** Opening DATA block **

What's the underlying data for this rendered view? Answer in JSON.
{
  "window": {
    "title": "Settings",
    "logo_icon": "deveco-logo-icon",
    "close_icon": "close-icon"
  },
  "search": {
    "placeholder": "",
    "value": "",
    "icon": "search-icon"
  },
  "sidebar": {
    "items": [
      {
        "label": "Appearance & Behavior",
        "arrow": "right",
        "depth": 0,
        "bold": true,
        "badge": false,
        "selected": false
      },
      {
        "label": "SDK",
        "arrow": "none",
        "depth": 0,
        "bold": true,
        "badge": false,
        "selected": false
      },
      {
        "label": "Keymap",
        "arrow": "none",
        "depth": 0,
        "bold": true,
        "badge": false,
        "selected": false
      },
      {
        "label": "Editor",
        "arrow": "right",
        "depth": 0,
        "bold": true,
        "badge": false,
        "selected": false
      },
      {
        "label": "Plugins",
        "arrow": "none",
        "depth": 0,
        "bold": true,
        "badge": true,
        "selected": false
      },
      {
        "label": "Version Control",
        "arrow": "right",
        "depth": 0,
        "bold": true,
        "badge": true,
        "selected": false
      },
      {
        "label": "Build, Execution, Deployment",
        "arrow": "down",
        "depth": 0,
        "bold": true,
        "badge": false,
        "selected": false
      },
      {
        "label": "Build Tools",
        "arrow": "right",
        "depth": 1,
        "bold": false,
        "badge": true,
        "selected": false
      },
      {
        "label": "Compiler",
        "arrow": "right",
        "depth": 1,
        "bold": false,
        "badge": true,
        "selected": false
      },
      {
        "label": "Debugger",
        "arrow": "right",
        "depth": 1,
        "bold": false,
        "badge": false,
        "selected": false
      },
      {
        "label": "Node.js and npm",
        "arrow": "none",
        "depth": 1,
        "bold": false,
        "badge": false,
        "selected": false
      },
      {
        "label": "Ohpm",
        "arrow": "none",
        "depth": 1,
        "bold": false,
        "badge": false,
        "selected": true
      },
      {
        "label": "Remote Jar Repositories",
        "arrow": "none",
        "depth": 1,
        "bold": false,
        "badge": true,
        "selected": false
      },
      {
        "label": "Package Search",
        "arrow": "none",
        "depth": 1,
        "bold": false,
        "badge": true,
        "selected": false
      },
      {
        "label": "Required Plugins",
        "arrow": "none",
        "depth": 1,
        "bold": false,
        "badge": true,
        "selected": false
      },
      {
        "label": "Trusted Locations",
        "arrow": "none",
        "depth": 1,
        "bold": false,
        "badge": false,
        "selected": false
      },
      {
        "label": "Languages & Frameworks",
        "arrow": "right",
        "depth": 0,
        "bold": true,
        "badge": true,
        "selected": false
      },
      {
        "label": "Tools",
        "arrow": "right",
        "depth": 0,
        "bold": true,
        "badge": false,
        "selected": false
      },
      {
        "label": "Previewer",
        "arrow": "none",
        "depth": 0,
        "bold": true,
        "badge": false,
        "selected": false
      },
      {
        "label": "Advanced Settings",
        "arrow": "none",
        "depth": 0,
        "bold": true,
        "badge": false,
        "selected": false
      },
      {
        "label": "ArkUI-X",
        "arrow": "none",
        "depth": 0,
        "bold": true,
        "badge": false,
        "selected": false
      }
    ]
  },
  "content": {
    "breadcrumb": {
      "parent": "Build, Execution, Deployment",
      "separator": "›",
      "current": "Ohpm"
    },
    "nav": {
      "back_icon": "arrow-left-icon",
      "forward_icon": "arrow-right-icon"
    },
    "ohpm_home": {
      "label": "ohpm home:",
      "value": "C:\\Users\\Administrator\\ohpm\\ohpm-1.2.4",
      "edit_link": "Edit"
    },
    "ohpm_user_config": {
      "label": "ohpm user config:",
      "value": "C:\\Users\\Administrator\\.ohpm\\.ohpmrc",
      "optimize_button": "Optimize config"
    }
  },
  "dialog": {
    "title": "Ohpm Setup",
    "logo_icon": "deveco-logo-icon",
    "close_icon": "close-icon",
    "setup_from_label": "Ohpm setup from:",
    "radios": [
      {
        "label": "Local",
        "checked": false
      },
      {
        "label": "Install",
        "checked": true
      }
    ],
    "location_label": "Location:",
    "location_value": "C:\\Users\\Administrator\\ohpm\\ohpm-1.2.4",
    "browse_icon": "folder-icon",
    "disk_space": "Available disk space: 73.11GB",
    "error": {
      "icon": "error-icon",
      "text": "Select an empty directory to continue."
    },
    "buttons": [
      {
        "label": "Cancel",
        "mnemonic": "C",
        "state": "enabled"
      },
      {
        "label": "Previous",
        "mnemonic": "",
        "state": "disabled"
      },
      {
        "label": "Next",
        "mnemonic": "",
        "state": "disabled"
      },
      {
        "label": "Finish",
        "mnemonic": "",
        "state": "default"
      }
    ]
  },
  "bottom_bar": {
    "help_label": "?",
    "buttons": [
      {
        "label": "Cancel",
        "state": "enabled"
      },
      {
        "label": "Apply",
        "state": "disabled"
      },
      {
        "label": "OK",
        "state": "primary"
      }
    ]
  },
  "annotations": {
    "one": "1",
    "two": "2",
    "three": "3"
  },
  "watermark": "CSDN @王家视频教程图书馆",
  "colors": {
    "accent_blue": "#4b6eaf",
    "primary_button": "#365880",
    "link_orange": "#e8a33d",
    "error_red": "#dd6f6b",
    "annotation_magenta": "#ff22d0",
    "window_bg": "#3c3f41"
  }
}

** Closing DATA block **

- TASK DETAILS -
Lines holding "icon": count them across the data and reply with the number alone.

- RESULT -
9